The Conservancy at 40 Years: The Eel River
Wild and untamed, the Eel River is California’s third largest river system. Once the fourth largest producer of salmon on the Pacific Coast, its salmon runs once exceeded one million fish per year. From headwaters to the sea, the Coastal Conservancy and its partners have worked hard to restore fisheries, protect working lands and enhance the beauty and agricultural viability of this region.
Since awarding the Humboldt Resource Conservation District its first grant in 1990 to work on the Salt River in Ferndale, the Coastal Conservancy has played a pivotal role in advancing landscape scale, ecosystem and agricultural enhancement projects to the fertile Eel River Delta. Now entering its fifth construction season, the Salt River Ecosystem Restoration Project has restored 326 acres of salt marsh, 94 acres of riparian habitat, 10 miles of river and slough habitat, 16 acres of freshwater wetlands and 750 acres of productive pasture in Ferndale that now drains effectively through a restored tidal slough system.

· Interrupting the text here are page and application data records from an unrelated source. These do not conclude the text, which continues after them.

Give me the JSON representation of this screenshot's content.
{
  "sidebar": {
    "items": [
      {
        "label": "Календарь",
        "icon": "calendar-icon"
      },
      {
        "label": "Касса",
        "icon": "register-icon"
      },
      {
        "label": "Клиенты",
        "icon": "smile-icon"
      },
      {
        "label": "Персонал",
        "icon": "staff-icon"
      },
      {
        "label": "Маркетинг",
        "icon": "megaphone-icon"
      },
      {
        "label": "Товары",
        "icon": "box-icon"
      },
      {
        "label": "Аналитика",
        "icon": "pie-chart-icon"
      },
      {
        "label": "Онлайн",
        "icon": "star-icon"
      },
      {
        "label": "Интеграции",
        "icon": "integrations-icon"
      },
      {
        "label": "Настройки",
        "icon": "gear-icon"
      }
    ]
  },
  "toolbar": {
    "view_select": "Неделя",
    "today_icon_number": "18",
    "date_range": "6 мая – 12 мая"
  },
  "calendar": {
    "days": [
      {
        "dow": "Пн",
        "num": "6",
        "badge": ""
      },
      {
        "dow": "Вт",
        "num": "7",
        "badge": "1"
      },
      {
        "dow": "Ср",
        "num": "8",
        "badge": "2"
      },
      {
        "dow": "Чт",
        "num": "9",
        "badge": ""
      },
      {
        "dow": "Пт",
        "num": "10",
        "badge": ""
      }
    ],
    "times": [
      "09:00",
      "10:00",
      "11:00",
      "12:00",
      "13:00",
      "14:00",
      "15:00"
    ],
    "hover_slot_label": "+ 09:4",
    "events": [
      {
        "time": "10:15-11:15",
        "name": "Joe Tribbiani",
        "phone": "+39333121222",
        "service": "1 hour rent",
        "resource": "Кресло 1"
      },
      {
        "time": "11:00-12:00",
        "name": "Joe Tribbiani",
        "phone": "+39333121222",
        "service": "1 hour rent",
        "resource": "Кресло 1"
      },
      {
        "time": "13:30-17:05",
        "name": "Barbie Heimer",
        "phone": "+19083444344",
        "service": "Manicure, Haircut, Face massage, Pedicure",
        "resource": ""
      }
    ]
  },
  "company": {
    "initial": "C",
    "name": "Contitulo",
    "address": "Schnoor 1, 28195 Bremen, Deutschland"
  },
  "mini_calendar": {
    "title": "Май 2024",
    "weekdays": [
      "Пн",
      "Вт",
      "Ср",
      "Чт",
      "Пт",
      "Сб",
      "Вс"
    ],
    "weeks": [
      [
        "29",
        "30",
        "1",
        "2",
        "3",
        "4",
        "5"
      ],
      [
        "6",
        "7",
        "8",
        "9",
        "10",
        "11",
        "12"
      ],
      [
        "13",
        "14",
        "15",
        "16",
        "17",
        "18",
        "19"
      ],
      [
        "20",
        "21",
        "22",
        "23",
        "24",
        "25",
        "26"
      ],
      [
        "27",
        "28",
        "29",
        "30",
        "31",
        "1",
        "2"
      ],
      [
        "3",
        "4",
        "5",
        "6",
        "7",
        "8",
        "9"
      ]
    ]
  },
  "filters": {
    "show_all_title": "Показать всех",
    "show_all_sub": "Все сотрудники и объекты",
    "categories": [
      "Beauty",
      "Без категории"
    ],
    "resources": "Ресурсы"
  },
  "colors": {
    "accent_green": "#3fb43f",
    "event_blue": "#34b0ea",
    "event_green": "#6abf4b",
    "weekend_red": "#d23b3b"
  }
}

Now the Conservancy is leading a similar project comprising 2,000-acres within the nearby historic Centerville Slough. The Eel River Estuary and Centerville Slough Project seeks to achieve similar benefits for agriculture, while also restoring more than 100 acres of salt marsh and several miles of tidal slough that has filled with sediment. In addition, this project would restore fish passage into the newly restored slough system following more than 100 years of closure to aquatic life.
On the north side of the Eel Delta, the Coastal Conservancy is working closely with our partners at the California Department of Fish and Wildlife and Ducks Unlimited to develop a similar enhancement project at Department of Fish and Wildlife’s Ocean Ranch property.

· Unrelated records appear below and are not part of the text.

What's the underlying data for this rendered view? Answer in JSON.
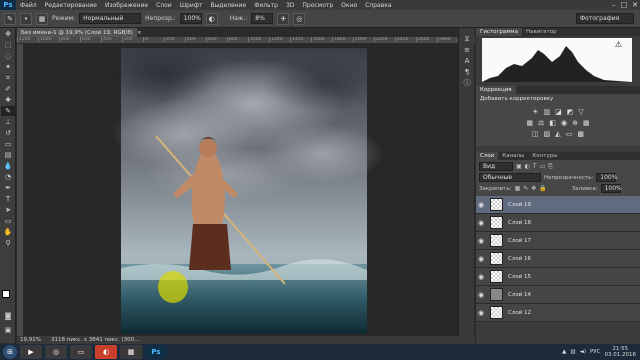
{
  "menubar": {
    "logo": "Ps",
    "items": [
      "Файл",
      "Редактирование",
      "Изображение",
      "Слои",
      "Шрифт",
      "Выделение",
      "Фильтр",
      "3D",
      "Просмотр",
      "Окно",
      "Справка"
    ],
    "window_controls": [
      "–",
      "□",
      "✕"
    ]
  },
  "options": {
    "mode_label": "Режим:",
    "mode_value": "Нормальный",
    "opacity_label": "Непрозр.:",
    "opacity_value": "100%",
    "flow_label": "Наж.:",
    "flow_value": "8%",
    "workspace": "Фотография"
  },
  "document": {
    "tab_title": "Без имени-1 @ 19,9% (Слой 19, RGB/8)",
    "tab_close": "×",
    "ruler_ticks": [
      "1200",
      "1000",
      "800",
      "600",
      "400",
      "200",
      "0",
      "200",
      "400",
      "600",
      "800",
      "1000",
      "1200",
      "1400",
      "1600",
      "1800",
      "2000",
      "2200",
      "2400",
      "2600",
      "2800",
      "3000"
    ],
    "zoom": "19,91%",
    "doc_info": "3118 пикс. x 3841 пикс. (300..."
  },
  "histogram": {
    "tabs": [
      "Гистограмма",
      "Навигатор"
    ],
    "warning_icon": "warning-icon"
  },
  "adjustments": {
    "tab": "Коррекция",
    "title": "Добавить корректировку"
  },
  "layers": {
    "tabs": [
      "Слои",
      "Каналы",
      "Контуры"
    ],
    "filter_value": "Вид",
    "blend_mode": "Обычные",
    "opacity_label": "Непрозрачность:",
    "opacity_value": "100%",
    "lock_label": "Закрепить:",
    "fill_label": "Заливка:",
    "fill_value": "100%",
    "items": [
      {
        "name": "Слой 19",
        "selected": true,
        "gray": false
      },
      {
        "name": "Слой 18",
        "selected": false,
        "gray": false
      },
      {
        "name": "Слой 17",
        "selected": false,
        "gray": false
      },
      {
        "name": "Слой 16",
        "selected": false,
        "gray": false
      },
      {
        "name": "Слой 15",
        "selected": false,
        "gray": false
      },
      {
        "name": "Слой 14",
        "selected": false,
        "gray": true
      },
      {
        "name": "Слой 12",
        "selected": false,
        "gray": false
      }
    ]
  },
  "taskbar": {
    "apps": [
      "windows-start-icon",
      "media-player-icon",
      "chrome-icon",
      "folder-icon",
      "app-icon",
      "app-icon",
      "photoshop-icon"
    ],
    "ps_label": "Ps",
    "lang": "РУС",
    "time": "21:55",
    "date": "03.01.2016"
  },
  "colors": {
    "accent": "#4fb6ff",
    "selected_layer": "#616b80"
  }
}
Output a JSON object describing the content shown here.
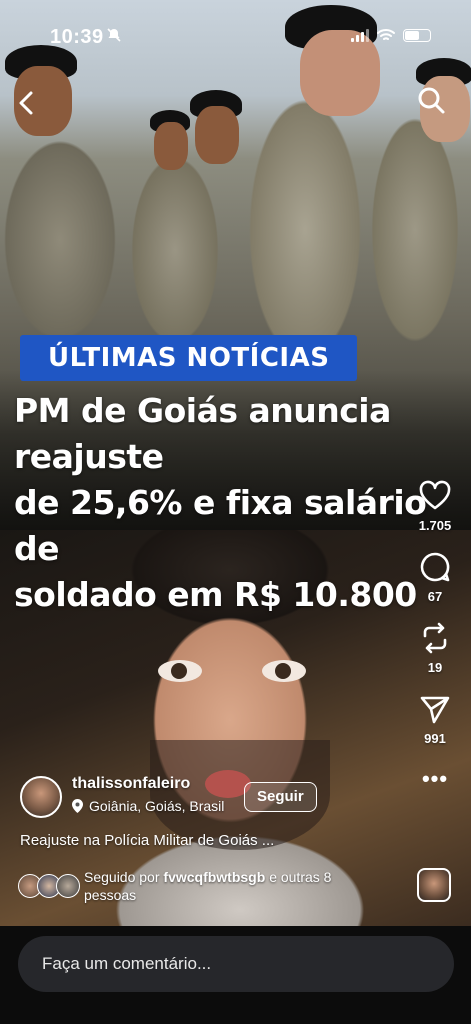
{
  "status_bar": {
    "time": "10:39"
  },
  "news": {
    "badge": "ÚLTIMAS NOTÍCIAS",
    "headline_lines": [
      "PM de Goiás anuncia reajuste",
      "de 25,6% e fixa salário de",
      "soldado em R$ 10.800"
    ]
  },
  "actions": {
    "likes": "1.705",
    "comments": "67",
    "reposts": "19",
    "shares": "991"
  },
  "author": {
    "username": "thalissonfaleiro",
    "location": "Goiânia, Goiás, Brasil",
    "follow_label": "Seguir"
  },
  "caption": "Reajuste na Polícia Militar de Goiás ...",
  "followed_by": {
    "prefix": "Seguido por",
    "user": "fvwcqfbwtbsgb",
    "suffix": "e outras 8 pessoas"
  },
  "comment_bar": {
    "placeholder": "Faça um comentário..."
  },
  "icons": {
    "back": "chevron-left-icon",
    "search": "search-icon",
    "like": "heart-icon",
    "comment": "comment-icon",
    "repost": "repost-icon",
    "share": "send-icon",
    "more": "more-icon",
    "location": "location-pin-icon"
  },
  "colors": {
    "badge": "#1f56c4",
    "background": "#000000",
    "comment_bar": "#26272b"
  }
}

This is a great time for the Eel River!
- Coastal Conservancy awards $2.4 million for Coastal Access, Restoration, and ProtectionOn January 21, 2021, the Board of the State Coastal Conservancy awarded nearly $2.4 million in grants to protects and restore the California coast and coastal watersheds, and increase public access to these resources. The grants included $130,000 to fill data gaps in the Conservation Lands Network through citizen science data collection events in severely […] (Read more on Coastal Conservancy awards...)

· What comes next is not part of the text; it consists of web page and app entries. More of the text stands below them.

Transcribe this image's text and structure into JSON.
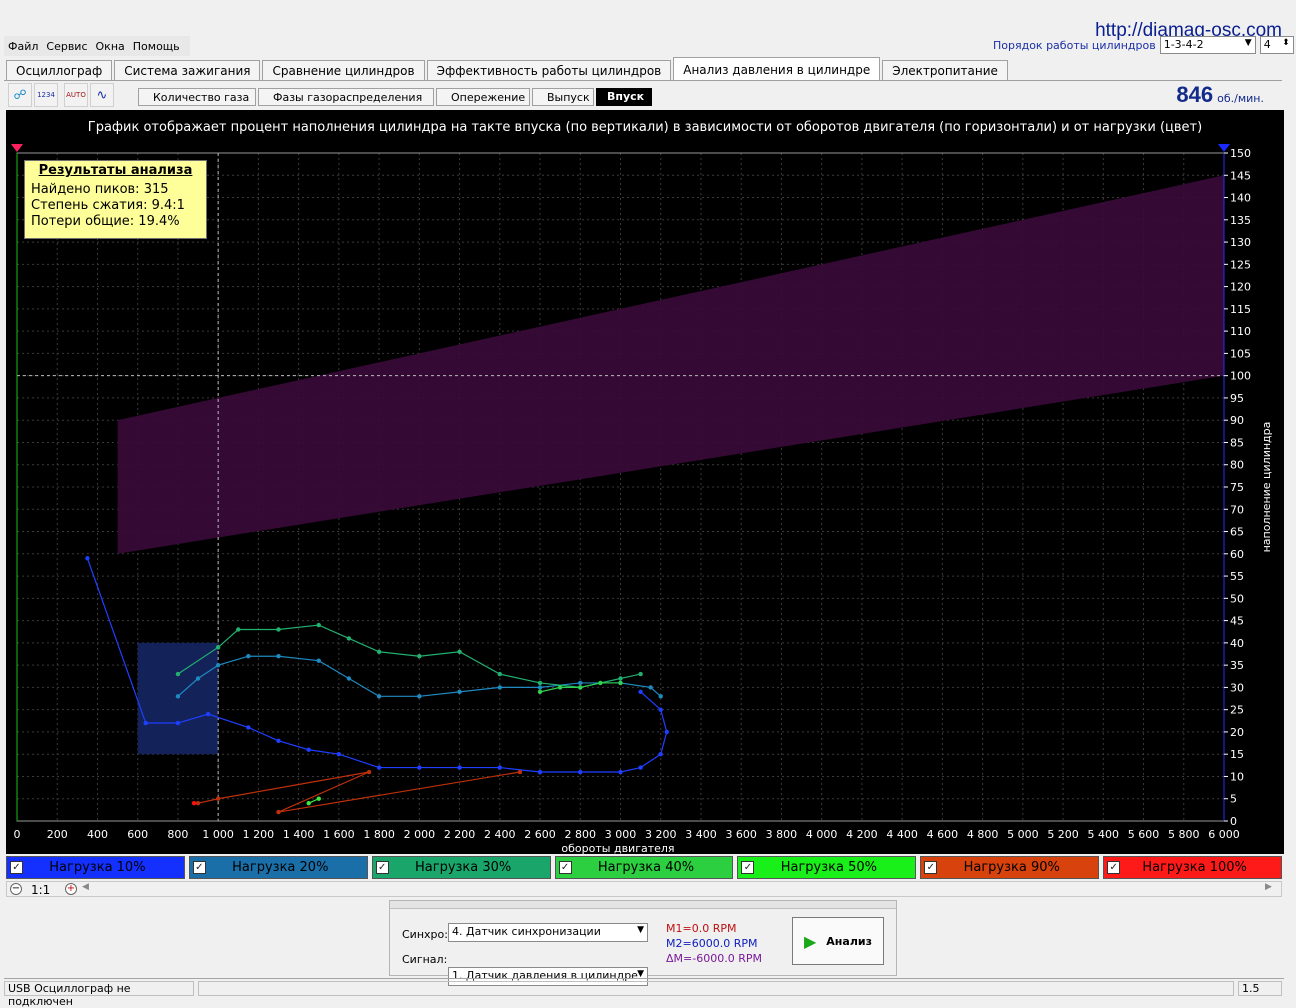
{
  "url_label": "http://diamag-osc.com",
  "menu": [
    "Файл",
    "Сервис",
    "Окна",
    "Помощь"
  ],
  "cylinder_order": {
    "label": "Порядок работы цилиндров",
    "value": "1-3-4-2",
    "count": "4"
  },
  "tabs": [
    {
      "label": "Осциллограф",
      "active": false
    },
    {
      "label": "Система зажигания",
      "active": false
    },
    {
      "label": "Сравнение цилиндров",
      "active": false
    },
    {
      "label": "Эффективность работы цилиндров",
      "active": false
    },
    {
      "label": "Анализ давления в цилиндре",
      "active": true
    },
    {
      "label": "Электропитание",
      "active": false
    }
  ],
  "toolbar_icons": [
    {
      "name": "network-icon",
      "glyph": "☍"
    },
    {
      "name": "cylinder-1234-icon",
      "glyph": "1234"
    },
    {
      "name": "auto-scale-icon",
      "glyph": "AUTO"
    },
    {
      "name": "waveform-icon",
      "glyph": "∿"
    }
  ],
  "subtabs": [
    {
      "label": "Количество газа",
      "active": false
    },
    {
      "label": "Фазы газораспределения",
      "active": false
    },
    {
      "label": "Опережение",
      "active": false
    },
    {
      "label": "Выпуск",
      "active": false
    },
    {
      "label": "Впуск",
      "active": true
    }
  ],
  "rpm": {
    "value": "846",
    "unit": "об./мин."
  },
  "results": {
    "title": "Результаты анализа",
    "lines": [
      "Найдено пиков: 315",
      "Степень сжатия: 9.4:1",
      "Потери общие: 19.4%"
    ]
  },
  "chart_data": {
    "type": "scatter",
    "title": "График отображает процент наполнения цилиндра на такте впуска (по вертикали) в зависимости от оборотов двигателя (по горизонтали) и от нагрузки (цвет)",
    "xlabel": "обороты двигателя",
    "ylabel": "наполнение цилиндра",
    "xlim": [
      0,
      6000
    ],
    "ylim": [
      0,
      150
    ],
    "x_ticks": [
      "0",
      "200",
      "400",
      "600",
      "800",
      "1 000",
      "1 200",
      "1 400",
      "1 600",
      "1 800",
      "2 000",
      "2 200",
      "2 400",
      "2 600",
      "2 800",
      "3 000",
      "3 200",
      "3 400",
      "3 600",
      "3 800",
      "4 000",
      "4 200",
      "4 400",
      "4 600",
      "4 800",
      "5 000",
      "5 200",
      "5 400",
      "5 600",
      "5 800",
      "6 000"
    ],
    "y_ticks": [
      "0",
      "5",
      "10",
      "15",
      "20",
      "25",
      "30",
      "35",
      "40",
      "45",
      "50",
      "55",
      "60",
      "65",
      "70",
      "75",
      "80",
      "85",
      "90",
      "95",
      "100",
      "105",
      "110",
      "115",
      "120",
      "125",
      "130",
      "135",
      "140",
      "145",
      "150"
    ],
    "grid": true,
    "reference_line_y": 100,
    "reference_line_x": 1000,
    "band": {
      "x_start": 500,
      "x_end": 6000,
      "lower": [
        60,
        100
      ],
      "upper": [
        90,
        145
      ],
      "color": "#3a0a3a"
    },
    "idle_box": {
      "x": [
        600,
        1000
      ],
      "y": [
        15,
        40
      ],
      "color": "#14225a"
    },
    "series": [
      {
        "name": "Нагрузка 10%",
        "color": "#1f3fff",
        "points": [
          [
            350,
            59
          ],
          [
            640,
            22
          ],
          [
            800,
            22
          ],
          [
            950,
            24
          ],
          [
            1150,
            21
          ],
          [
            1300,
            18
          ],
          [
            1450,
            16
          ],
          [
            1600,
            15
          ],
          [
            1800,
            12
          ],
          [
            2000,
            12
          ],
          [
            2200,
            12
          ],
          [
            2400,
            12
          ],
          [
            2600,
            11
          ],
          [
            2800,
            11
          ],
          [
            3000,
            11
          ],
          [
            3100,
            12
          ],
          [
            3200,
            15
          ],
          [
            3230,
            20
          ],
          [
            3200,
            25
          ],
          [
            3100,
            29
          ]
        ]
      },
      {
        "name": "Нагрузка 20%",
        "color": "#1e8ac0",
        "points": [
          [
            800,
            28
          ],
          [
            900,
            32
          ],
          [
            1000,
            35
          ],
          [
            1150,
            37
          ],
          [
            1300,
            37
          ],
          [
            1500,
            36
          ],
          [
            1650,
            32
          ],
          [
            1800,
            28
          ],
          [
            2000,
            28
          ],
          [
            2200,
            29
          ],
          [
            2400,
            30
          ],
          [
            2600,
            30
          ],
          [
            2800,
            31
          ],
          [
            3000,
            31
          ],
          [
            3150,
            30
          ],
          [
            3200,
            28
          ]
        ]
      },
      {
        "name": "Нагрузка 30%",
        "color": "#22b070",
        "points": [
          [
            800,
            33
          ],
          [
            1000,
            39
          ],
          [
            1100,
            43
          ],
          [
            1300,
            43
          ],
          [
            1500,
            44
          ],
          [
            1650,
            41
          ],
          [
            1800,
            38
          ],
          [
            2000,
            37
          ],
          [
            2200,
            38
          ],
          [
            2400,
            33
          ],
          [
            2600,
            31
          ],
          [
            2800,
            30
          ],
          [
            3000,
            32
          ],
          [
            3100,
            33
          ]
        ]
      },
      {
        "name": "Нагрузка 40%",
        "color": "#30d050",
        "points": [
          [
            2600,
            29
          ],
          [
            2700,
            30
          ],
          [
            2800,
            30
          ],
          [
            2900,
            31
          ],
          [
            3000,
            31
          ]
        ]
      },
      {
        "name": "Нагрузка 50%",
        "color": "#3fe83f",
        "points": [
          [
            1450,
            4
          ],
          [
            1500,
            5
          ]
        ]
      },
      {
        "name": "Нагрузка 90%",
        "color": "#c0300a",
        "points": [
          [
            900,
            4
          ],
          [
            1000,
            5
          ],
          [
            1750,
            11
          ],
          [
            1300,
            2
          ],
          [
            2500,
            11
          ]
        ]
      },
      {
        "name": "Нагрузка 100%",
        "color": "#ff1010",
        "points": [
          [
            880,
            4
          ]
        ]
      }
    ]
  },
  "legend": [
    {
      "label": "Нагрузка 10%",
      "color": "#1430ff"
    },
    {
      "label": "Нагрузка 20%",
      "color": "#1b6fa8"
    },
    {
      "label": "Нагрузка 30%",
      "color": "#1aa56a"
    },
    {
      "label": "Нагрузка 40%",
      "color": "#2bcf3f"
    },
    {
      "label": "Нагрузка 50%",
      "color": "#19f019"
    },
    {
      "label": "Нагрузка 90%",
      "color": "#d8420c"
    },
    {
      "label": "Нагрузка 100%",
      "color": "#ff1a1a"
    }
  ],
  "zoom": {
    "label": "1:1"
  },
  "controls": {
    "sync_label": "Синхро:",
    "sync_value": "4.  Датчик синхронизации",
    "signal_label": "Сигнал:",
    "signal_value": "1.  Датчик давления в цилиндре",
    "m1": "M1=0.0 RPM",
    "m2": "M2=6000.0 RPM",
    "dm": "ΔM=-6000.0 RPM",
    "analyze_label": "Анализ"
  },
  "status": {
    "connection": "USB Осциллограф не подключен",
    "version": "1.5"
  }
}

- RFP: Explore the Coast Grant Applications Due March 22, 2021The California State Coastal Conservancy (Conservancy) announces the availability of grants to public agencies, tribes and nonprofit organizations for programs that facilitate and enhance the public’s opportunities to explore California’s spectacular coast. The ocean, coast, and beaches have long been recognized and used as spaces of joy, relaxation, and healing for many Californians. The ability […] (Read more on RFP: Explore the...)
- Coastal Conservancy Public Zoom Meeting – January 2021Meeting Notice Douglas Bosco (Public Member), Chair Ann Notthoff (Public Member), Vice Chair Marce Gutiérrez-Graudiņš (Public Member) Joseph Alioto Jr. (Public Member) Wade Crowfoot, Secretary for Natural Resources; Bryan Cash (Designated) Stephen Padilla, Coastal Commission Chair; Susan Hansch (Designated) Keely Bosler, Director, Department of Finance; Gayle Miller (Designated) Senate Representatives Benjamin Allen (District 26) Assembly […] (Read more on Coastal Conservancy Public...)